The service, aimed at easing the current transportation difficulties of commuting between halls of residence and lecture halls, is starting in the six public universities, namely the University of Ghana, Kwame Nkrumah University of Science and Technology, University of Development Studies, University of Education, Winneba and University of Cape Coast.

Mr Yaw Osafo-Maafo, Minister of Education and Sports, addressing the Meet-the-Press series, in Accra noted that the location of residential facilities were increasingly getting farther and farther away from lecture halls and the situation must be addressed soon and fast.

He did not say how soon the service would start, but said the university authorities and the SRCs could also work out the details for hostels dotted around university campuses.

The Minister said the 39 teacher training institutions in the country would be provided with buses while head teachers would be provided with vehicles.

Mr Osafo-Maafo said the Government was also committed to the policy of continuous expansion and improvement of academic and physical infrastructure to meet the needs of tertiary institutions. "Institutions will be encouraged to rationalise their programmes and forge stronger links with business and industry, and in the case of the polytechnics, forge mutually beneficial links with universities and other research institutions."

He welcomed private sector involvement in the development of education especially at the tertiary level.

"I must, however, warn that it is criminal for such private educational institutions to operate without accreditation from the National Accreditation Board."

The Minister also charged students applying to educational institutions to do background checks on their credibility in order not to be duped.

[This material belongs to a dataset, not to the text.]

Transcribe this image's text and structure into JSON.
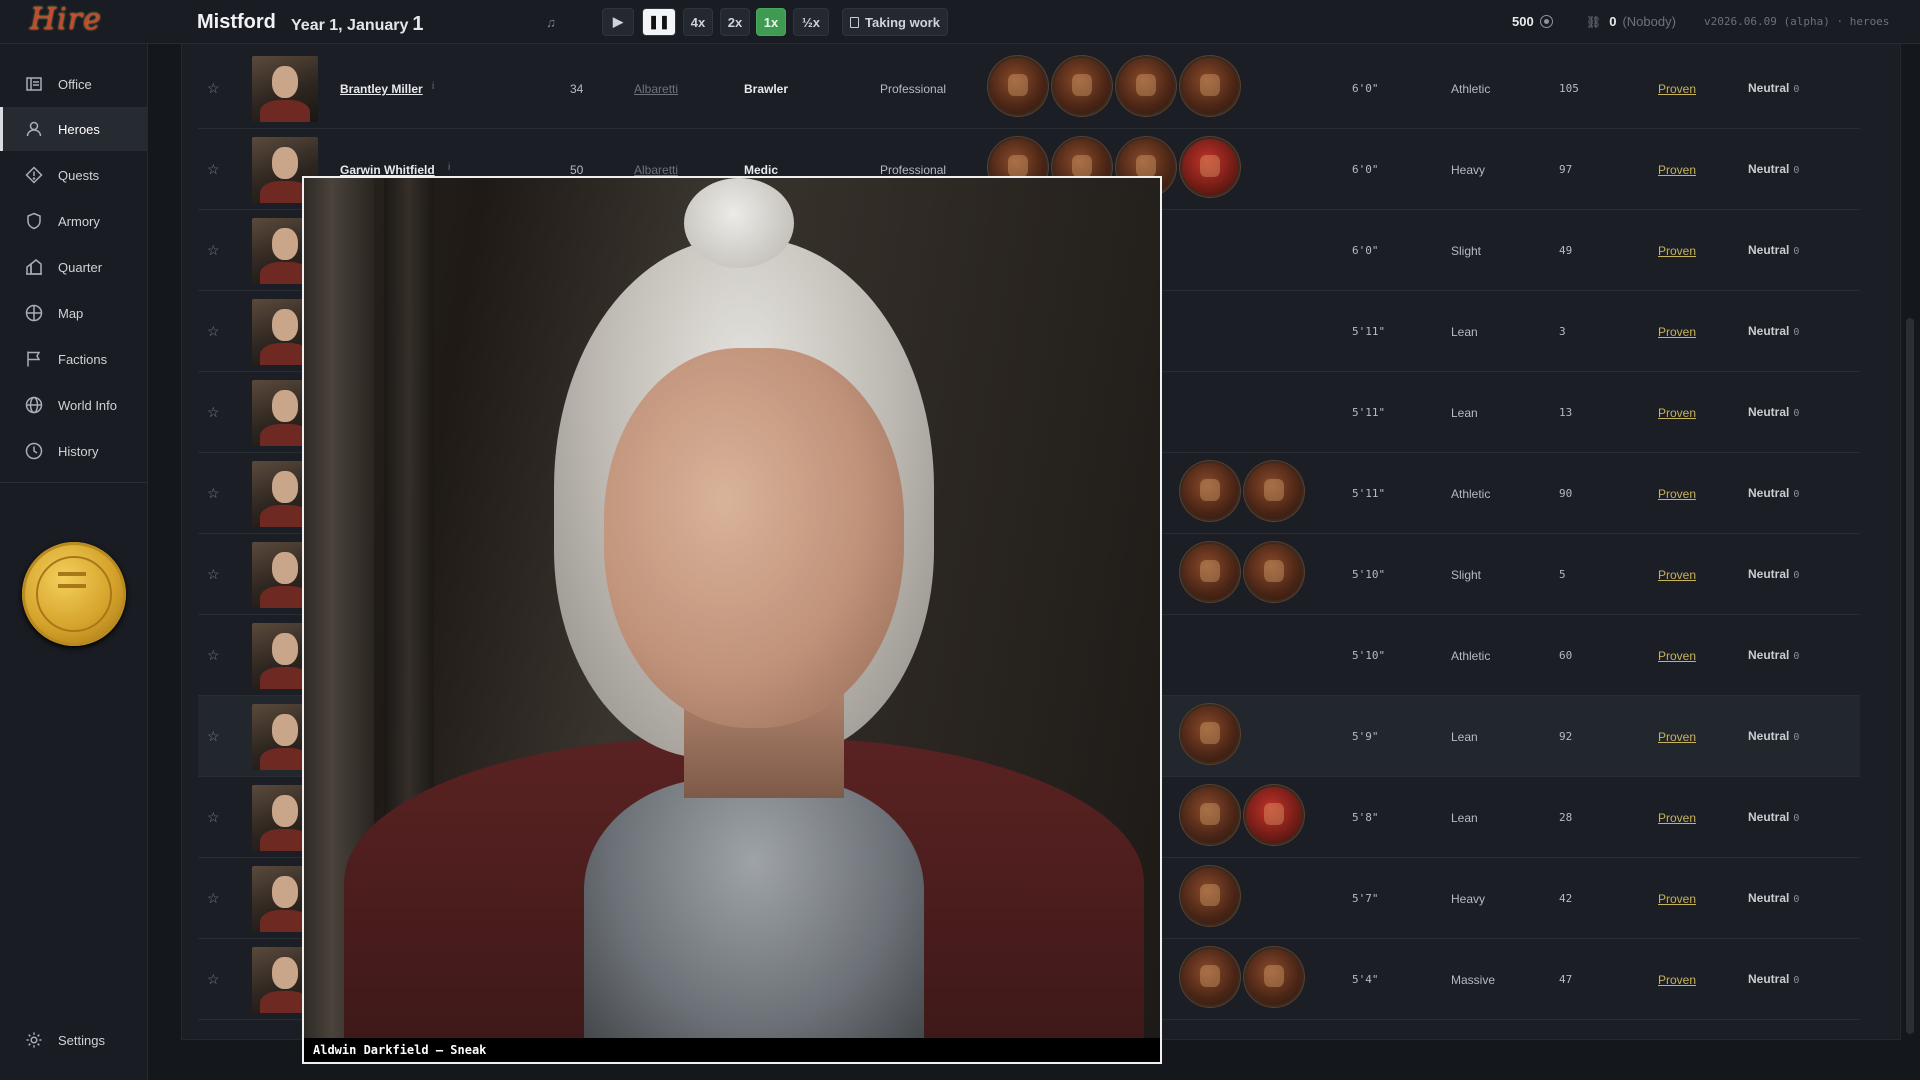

"It is also your responsibility to check on the credibility or otherwise of these institutions before signing onto their programmes and paying fees to them."

There are currently about nine accredited private tertiary institutions in the country.

On access to education, Mr Osafo-Maafo said there had been a positive trend in pupil/student enrolment, retention and transition. He put total public school enrolment at 3,698,479 with private school numbers at 1,189,953 between 2004 and 2005.

The enrolment at the Junior Secondary School level, he indicated, was rising with the 2004 to 2005 numbers hitting 33,002. Universities and polytechnics enrolment on the whole increased from 87,929 in the 2003-2004 academic year to 98,393 in 2004 - 2005 academic year.

He said he was delighted that the total number of children in special needs schools had increased by 32 per cent since 2001, but continued focus must be on increasing female participation, which stood at 40 per cent.

Mr Osafo-Maafo also called for a sustainable strategy to enrol special needs children in mainstream schools.